“The new act will be a key protector of international students’ rights. It will make all institutions, both private and public, accountable”

The International Education Act was given royal assent Canada’s the Manitoba legislature last month. Susan Deane, college director and principal of the International College Manitoba, a Navitas pathway college, explains how the legislation will help bolster quality by making institutions accountable.

“In 2012, the Canadian International Education Advisory Panel recommended increasing Canada’s international student numbers from 265,000 to more than 400,000 within 10 years.

Though progress has been made in recent years, the size of the Manitoba international student population still lags behind other provinces. British Columbia, for instance, accounted for 25 per cent of Canada’s international student population, while Manitoba claimed only three per cent.

Now, thanks to new legislation, the province of Manitoba has the leverage to attract more students from around the world by demonstrating that international education in Manitoba is of the best quality and is maintained by stringent standards: Bill 44, the International Education Act, was given royal assent in the Manitoba legislature Dec. 5. The legislation will act as a seal of quality to show prospective international students and their families that Manitoba provides education worth investing in.

The International Education Act would establish a code of conduct for institutions that educate international students, creating consistent high standards across the province. This will set requirements on recruitment methods, course quality and student supports, and will aim to prevent misleading or deceptive conduct in relation to international students.

It will also mean that an education provider must be approved to enrol international students.
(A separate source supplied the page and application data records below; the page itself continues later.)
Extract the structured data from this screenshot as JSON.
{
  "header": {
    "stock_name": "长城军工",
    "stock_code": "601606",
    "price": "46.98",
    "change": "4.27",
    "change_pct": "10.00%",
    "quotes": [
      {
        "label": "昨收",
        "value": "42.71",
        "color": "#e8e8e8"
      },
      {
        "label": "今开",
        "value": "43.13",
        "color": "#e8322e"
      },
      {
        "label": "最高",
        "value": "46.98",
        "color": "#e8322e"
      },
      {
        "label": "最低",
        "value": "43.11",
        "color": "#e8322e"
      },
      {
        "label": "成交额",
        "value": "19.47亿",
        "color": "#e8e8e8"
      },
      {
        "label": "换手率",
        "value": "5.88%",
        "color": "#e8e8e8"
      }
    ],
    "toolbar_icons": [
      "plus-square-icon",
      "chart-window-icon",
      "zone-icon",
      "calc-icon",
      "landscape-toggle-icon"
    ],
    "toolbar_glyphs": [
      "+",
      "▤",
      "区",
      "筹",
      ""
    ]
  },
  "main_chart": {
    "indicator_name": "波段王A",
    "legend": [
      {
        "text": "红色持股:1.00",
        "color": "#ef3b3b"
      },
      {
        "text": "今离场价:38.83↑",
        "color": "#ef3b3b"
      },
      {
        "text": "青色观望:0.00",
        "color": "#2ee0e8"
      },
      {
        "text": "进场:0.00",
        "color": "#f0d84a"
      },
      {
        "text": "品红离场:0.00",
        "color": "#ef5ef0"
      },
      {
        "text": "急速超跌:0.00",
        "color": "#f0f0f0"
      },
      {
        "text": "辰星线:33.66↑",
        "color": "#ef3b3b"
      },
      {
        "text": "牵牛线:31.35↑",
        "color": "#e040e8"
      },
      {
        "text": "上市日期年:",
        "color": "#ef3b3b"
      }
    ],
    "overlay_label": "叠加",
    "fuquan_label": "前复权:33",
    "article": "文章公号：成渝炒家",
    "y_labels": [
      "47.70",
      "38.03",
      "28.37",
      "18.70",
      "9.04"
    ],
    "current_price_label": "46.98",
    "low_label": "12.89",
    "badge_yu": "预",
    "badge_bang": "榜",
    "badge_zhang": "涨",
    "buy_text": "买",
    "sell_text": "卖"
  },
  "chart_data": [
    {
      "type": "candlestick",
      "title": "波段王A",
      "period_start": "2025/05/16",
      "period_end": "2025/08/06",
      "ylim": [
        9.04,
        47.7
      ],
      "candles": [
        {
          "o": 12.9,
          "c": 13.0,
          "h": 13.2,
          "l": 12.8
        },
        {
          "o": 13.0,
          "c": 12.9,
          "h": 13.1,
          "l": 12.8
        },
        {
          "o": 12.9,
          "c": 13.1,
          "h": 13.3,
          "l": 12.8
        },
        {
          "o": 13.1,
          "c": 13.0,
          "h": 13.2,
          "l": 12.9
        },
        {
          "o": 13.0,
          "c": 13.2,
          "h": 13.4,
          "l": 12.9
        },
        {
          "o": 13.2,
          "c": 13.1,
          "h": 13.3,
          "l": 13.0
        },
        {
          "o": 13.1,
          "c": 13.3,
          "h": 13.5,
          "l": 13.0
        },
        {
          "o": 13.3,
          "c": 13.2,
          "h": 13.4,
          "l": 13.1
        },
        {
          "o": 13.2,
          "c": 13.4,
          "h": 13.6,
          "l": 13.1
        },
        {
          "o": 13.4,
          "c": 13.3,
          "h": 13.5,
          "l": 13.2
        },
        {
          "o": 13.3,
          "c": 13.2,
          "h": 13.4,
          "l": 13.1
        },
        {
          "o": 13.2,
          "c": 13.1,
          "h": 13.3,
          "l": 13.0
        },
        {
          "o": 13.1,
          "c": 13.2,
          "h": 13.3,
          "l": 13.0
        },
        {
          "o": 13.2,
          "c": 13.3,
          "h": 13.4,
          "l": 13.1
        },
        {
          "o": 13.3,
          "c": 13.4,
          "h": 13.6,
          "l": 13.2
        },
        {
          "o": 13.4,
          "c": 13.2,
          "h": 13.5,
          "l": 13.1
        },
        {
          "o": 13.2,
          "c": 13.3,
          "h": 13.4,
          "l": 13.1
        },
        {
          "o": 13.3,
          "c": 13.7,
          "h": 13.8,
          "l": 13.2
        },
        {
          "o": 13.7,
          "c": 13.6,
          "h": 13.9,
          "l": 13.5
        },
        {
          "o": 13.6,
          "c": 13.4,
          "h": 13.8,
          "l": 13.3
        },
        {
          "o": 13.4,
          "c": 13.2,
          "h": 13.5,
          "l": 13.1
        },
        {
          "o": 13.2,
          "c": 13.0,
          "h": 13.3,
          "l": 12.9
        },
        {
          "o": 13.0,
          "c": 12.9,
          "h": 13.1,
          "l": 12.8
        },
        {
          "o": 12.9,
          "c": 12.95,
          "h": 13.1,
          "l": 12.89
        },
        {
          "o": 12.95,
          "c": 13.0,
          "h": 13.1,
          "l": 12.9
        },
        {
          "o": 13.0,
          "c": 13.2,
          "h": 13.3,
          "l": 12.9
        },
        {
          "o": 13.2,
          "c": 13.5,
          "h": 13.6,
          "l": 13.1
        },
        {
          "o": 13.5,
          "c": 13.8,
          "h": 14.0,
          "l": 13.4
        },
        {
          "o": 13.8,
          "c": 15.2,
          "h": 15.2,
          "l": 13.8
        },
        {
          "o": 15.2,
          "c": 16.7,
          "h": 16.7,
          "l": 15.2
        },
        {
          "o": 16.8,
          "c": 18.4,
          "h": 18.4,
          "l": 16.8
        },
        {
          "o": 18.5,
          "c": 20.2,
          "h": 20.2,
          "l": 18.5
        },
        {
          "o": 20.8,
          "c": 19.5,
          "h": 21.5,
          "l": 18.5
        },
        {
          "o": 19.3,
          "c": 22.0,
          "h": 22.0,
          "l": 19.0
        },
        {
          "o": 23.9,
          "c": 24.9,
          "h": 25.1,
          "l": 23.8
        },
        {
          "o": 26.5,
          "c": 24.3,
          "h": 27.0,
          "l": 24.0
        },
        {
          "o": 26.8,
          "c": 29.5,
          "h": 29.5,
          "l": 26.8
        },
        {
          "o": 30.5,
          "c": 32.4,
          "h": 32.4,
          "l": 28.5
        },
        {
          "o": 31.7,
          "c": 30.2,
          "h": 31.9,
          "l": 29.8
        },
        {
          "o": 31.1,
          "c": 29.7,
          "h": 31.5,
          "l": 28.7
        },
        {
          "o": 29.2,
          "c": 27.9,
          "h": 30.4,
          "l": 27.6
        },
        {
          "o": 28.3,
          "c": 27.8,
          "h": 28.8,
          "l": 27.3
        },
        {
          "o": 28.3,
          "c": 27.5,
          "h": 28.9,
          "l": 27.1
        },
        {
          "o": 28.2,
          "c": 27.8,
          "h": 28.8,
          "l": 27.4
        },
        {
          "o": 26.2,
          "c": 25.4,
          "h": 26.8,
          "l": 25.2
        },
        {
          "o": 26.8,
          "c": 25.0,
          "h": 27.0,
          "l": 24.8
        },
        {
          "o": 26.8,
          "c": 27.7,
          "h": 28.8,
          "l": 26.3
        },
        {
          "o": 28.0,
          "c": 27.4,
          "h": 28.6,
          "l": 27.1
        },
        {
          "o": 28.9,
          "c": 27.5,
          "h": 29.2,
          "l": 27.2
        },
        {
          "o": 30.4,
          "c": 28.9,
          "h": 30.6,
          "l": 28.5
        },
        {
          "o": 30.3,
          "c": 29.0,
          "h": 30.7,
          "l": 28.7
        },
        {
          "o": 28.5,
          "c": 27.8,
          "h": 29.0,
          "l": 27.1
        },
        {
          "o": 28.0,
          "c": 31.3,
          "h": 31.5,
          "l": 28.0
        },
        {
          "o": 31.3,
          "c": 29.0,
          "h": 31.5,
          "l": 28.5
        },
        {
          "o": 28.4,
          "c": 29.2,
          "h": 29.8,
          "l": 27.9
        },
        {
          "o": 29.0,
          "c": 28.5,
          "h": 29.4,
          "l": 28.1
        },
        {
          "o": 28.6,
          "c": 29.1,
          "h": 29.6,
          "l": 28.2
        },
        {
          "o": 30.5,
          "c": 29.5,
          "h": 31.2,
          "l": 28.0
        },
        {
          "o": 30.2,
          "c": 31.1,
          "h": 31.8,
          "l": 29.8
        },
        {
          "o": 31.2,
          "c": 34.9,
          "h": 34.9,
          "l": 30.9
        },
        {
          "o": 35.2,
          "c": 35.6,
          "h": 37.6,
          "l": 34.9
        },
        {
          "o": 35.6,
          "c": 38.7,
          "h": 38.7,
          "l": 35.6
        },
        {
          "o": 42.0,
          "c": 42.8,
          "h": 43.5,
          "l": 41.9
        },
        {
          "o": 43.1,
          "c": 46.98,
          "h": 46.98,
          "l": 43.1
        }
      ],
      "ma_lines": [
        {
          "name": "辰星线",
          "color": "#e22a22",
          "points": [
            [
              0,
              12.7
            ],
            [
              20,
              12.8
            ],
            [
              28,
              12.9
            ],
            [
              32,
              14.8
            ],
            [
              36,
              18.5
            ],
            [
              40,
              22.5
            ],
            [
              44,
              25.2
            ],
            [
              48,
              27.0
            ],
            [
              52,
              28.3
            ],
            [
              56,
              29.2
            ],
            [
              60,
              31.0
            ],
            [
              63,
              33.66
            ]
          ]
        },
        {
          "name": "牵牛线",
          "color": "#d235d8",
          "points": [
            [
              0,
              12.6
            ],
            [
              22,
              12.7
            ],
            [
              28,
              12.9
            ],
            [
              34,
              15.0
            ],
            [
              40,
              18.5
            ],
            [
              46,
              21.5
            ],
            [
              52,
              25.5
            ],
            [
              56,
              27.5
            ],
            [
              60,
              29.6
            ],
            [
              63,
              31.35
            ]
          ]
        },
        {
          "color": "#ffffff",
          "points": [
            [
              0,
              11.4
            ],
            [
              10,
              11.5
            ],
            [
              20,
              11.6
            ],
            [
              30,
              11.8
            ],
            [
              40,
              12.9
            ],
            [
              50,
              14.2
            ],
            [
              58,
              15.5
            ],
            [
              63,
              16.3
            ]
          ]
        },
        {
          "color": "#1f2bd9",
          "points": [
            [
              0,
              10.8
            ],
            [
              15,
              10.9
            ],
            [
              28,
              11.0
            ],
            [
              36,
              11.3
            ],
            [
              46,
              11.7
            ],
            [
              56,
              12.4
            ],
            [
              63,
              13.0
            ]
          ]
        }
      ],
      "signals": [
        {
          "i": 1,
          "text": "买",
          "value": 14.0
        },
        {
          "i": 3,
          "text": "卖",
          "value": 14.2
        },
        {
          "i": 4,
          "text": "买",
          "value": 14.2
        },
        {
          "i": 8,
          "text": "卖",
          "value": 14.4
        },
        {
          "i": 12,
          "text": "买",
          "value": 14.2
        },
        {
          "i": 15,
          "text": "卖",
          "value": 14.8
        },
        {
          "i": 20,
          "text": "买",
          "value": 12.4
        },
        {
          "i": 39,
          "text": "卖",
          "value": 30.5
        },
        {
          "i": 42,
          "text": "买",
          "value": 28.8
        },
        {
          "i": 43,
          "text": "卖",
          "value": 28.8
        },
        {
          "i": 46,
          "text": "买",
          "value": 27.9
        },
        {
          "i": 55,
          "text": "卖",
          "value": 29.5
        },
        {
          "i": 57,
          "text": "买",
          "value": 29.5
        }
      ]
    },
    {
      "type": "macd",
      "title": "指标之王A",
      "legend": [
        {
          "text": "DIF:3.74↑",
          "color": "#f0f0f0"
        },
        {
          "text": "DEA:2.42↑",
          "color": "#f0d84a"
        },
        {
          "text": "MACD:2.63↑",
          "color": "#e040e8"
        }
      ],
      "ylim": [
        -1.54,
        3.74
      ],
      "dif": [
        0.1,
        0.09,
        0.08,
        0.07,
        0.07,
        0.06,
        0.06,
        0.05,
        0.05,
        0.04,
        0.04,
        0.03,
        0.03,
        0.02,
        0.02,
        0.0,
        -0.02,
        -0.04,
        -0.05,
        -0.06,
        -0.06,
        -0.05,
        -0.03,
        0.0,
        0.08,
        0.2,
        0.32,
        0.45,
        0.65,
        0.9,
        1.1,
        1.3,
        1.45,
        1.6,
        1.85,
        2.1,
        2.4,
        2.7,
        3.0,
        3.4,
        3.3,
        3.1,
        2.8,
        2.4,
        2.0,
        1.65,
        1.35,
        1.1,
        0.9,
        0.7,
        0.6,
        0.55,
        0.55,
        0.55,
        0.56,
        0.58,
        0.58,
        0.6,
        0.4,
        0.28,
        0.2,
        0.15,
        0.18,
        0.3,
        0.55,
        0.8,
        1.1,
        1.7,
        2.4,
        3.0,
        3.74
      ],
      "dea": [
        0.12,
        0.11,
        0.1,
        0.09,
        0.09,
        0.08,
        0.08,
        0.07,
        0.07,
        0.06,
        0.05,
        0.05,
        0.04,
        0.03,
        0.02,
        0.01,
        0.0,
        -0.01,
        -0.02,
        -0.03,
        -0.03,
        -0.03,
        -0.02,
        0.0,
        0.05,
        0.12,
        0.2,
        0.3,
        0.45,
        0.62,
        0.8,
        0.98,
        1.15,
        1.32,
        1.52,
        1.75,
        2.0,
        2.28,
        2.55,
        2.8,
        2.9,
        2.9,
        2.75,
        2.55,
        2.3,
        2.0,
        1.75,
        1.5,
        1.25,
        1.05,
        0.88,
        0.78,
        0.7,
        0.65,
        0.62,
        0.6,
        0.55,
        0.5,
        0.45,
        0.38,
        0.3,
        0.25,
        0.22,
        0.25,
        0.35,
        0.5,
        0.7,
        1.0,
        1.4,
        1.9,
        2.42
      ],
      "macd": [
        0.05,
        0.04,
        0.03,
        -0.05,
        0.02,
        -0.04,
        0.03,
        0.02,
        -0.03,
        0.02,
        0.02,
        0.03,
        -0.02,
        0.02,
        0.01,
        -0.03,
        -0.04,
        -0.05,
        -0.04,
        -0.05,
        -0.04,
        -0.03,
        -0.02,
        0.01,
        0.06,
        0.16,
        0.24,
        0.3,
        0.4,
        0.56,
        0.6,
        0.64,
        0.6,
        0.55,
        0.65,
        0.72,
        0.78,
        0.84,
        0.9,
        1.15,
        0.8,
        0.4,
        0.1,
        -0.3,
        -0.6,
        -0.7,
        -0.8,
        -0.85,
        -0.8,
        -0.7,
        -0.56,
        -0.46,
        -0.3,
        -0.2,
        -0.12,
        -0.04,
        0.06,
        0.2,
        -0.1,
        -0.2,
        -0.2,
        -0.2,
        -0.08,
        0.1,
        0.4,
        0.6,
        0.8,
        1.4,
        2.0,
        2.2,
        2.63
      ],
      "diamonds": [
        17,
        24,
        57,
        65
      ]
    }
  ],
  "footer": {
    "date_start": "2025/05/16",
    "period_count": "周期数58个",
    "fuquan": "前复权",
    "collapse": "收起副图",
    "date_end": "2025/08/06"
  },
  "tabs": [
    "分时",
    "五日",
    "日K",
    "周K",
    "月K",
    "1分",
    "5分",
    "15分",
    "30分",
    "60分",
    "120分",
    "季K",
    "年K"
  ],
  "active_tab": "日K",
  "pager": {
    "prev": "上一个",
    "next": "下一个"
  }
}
Lists of non-complying providers and recruiters will be made public.

Accountability has always been a top priority for the International College of Manitoba (ICM), and for this reason we welcome the International Education Act. ICM has a recognition agreement with the University of Manitoba whereby it offers the equivalent of first year university on the University of Manitoba campus to international students in a supportive environment. Upon successful completion, students enter second year in regular classes at the University of Manitoba. This soft landing helps students move successfully to a Canadian learning environment.

ICM has more than 850 students, and we’ve educated students from more than 72 countries. A further 825 students have completed the ICM program, 95 per cent of whom have been admitted to the University of Manitoba. These are high-achieving individuals worthy of our support.

“Canada has long lagged behind other top international education destinations in the regulation for international students”

The new act will also be a key protector of international students’ rights. It will make all institutions, both private and public, accountable — something Navitas, ICM’s parent company, has been doing for many years.

Canada has long lagged behind other top international education destinations in the regulation for international students. The International Education Act will start to elevate Manitoba to international standards, building the province’s reputation as a high-quality education destination.

As the flow of international students into Manitoba increases, the creation of an industry benchmark for international education, and the protection of student’s rights, will become ever more important.”